- Task goal -
From the entries that follow, extract each line holding the string "JSON".

Input data Block Start

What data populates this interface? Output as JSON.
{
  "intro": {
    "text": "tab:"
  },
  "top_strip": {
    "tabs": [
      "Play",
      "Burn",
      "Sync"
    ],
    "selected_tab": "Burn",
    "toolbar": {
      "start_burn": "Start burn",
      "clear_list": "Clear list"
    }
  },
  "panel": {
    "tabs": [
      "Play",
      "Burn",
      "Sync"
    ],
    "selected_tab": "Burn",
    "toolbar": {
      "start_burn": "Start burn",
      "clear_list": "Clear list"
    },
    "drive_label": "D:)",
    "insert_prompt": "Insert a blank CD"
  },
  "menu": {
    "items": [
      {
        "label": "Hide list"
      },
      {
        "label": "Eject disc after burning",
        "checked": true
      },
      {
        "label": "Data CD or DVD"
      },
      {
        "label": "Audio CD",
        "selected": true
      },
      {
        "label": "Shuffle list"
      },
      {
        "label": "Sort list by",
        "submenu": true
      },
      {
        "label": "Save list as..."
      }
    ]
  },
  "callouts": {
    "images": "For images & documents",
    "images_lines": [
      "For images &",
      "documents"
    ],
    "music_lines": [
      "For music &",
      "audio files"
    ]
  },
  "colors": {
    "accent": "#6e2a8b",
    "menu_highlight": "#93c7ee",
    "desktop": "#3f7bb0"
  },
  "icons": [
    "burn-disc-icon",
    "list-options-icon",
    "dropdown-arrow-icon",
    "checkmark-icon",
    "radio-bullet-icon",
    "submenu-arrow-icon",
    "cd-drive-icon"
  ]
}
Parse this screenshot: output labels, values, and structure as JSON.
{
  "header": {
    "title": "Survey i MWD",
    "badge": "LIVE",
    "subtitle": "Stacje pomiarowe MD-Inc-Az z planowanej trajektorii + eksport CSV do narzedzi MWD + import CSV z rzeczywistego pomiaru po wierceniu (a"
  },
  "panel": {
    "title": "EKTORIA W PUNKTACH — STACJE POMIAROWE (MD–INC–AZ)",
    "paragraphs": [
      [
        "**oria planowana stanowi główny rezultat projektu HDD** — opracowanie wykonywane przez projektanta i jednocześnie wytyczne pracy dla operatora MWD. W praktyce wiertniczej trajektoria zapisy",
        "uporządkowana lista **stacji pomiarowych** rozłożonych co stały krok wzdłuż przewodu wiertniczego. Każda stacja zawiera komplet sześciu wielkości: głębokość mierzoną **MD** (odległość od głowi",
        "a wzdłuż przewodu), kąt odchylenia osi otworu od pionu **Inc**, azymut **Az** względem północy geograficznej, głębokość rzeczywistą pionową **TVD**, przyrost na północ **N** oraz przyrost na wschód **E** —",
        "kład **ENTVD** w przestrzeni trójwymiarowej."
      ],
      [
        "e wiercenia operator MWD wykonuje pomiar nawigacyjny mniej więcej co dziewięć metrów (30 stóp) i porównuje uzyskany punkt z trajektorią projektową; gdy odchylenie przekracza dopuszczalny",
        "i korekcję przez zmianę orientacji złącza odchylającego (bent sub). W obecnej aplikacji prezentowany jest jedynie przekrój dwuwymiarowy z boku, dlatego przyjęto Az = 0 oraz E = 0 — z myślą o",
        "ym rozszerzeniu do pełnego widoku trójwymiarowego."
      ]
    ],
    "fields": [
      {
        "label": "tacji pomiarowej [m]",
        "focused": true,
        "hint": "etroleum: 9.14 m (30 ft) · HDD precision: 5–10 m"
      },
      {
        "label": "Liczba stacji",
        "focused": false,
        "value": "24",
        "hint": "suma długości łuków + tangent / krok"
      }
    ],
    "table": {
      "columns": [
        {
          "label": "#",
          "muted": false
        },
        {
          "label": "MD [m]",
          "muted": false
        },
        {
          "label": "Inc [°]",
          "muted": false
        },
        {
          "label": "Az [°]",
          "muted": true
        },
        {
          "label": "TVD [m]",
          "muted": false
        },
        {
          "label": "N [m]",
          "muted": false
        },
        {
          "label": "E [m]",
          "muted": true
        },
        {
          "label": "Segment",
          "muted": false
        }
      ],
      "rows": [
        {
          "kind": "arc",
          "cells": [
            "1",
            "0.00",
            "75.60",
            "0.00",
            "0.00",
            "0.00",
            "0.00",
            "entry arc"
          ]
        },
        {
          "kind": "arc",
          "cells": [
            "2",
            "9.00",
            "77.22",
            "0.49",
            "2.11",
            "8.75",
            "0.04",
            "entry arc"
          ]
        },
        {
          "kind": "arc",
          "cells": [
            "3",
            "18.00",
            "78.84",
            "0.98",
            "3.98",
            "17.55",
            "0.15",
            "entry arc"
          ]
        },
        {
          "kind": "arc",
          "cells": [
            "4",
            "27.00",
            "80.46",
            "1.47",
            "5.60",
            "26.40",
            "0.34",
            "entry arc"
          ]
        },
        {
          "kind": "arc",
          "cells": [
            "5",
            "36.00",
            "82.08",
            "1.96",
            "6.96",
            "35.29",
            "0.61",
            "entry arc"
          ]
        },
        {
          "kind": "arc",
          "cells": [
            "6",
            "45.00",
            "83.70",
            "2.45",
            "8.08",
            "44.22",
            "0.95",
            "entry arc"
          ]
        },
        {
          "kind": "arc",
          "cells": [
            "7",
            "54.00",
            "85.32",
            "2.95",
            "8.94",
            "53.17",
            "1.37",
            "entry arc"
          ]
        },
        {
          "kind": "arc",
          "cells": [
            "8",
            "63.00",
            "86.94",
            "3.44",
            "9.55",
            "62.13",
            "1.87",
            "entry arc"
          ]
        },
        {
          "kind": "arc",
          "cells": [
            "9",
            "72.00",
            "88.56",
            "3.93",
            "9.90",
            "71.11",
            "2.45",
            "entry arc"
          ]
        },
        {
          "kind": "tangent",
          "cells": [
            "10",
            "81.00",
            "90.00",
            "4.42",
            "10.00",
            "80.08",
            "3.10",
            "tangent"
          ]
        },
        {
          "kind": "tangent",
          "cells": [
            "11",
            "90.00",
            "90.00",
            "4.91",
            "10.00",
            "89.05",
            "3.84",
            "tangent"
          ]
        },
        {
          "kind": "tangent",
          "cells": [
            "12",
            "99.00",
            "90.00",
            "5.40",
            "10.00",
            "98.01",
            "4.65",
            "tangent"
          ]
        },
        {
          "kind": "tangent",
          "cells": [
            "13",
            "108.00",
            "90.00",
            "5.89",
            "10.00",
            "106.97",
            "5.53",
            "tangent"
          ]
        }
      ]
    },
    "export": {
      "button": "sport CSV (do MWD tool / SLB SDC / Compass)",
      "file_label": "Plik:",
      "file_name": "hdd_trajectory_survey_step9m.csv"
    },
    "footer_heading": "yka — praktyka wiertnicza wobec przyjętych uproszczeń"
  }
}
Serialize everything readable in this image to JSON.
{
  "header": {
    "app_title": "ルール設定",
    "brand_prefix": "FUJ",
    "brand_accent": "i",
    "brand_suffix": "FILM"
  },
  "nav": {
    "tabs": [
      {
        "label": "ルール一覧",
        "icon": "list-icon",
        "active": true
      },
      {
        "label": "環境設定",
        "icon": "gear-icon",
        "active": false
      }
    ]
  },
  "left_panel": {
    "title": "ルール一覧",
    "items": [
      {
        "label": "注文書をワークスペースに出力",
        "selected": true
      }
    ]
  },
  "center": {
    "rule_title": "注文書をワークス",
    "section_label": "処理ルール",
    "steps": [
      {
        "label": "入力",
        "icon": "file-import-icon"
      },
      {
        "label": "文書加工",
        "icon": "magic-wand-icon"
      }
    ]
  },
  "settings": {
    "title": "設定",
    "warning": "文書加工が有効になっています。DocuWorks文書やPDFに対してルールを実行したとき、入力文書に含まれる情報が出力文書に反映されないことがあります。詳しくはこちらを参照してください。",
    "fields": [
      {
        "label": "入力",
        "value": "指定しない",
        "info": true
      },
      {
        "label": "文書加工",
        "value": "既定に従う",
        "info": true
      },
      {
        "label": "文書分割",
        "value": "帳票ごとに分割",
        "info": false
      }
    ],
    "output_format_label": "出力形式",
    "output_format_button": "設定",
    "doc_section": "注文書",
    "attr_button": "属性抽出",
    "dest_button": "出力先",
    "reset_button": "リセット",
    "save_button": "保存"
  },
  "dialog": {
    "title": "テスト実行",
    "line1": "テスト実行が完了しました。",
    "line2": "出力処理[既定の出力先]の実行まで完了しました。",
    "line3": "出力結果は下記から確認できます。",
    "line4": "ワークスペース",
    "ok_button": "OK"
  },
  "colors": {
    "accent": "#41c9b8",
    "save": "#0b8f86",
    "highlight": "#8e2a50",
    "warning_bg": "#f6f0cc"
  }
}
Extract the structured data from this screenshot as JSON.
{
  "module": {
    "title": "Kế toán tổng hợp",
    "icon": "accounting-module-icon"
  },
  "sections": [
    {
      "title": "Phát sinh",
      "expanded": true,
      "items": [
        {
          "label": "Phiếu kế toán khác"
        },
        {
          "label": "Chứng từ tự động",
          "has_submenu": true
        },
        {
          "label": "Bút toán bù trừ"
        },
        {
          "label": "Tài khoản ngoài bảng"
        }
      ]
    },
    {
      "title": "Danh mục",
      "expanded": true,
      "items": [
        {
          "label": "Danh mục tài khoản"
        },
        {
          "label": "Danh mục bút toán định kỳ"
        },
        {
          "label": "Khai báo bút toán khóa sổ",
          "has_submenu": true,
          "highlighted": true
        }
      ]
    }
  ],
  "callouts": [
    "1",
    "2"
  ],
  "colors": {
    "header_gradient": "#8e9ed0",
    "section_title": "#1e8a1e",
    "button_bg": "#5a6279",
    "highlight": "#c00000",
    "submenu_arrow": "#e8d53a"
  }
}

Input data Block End

- Response -
What data populates this interface? Output as JSON.
Parse this screenshot: output labels, values, and structure as JSON.
Serialize everything readable in this image to JSON.
Extract the structured data from this screenshot as JSON.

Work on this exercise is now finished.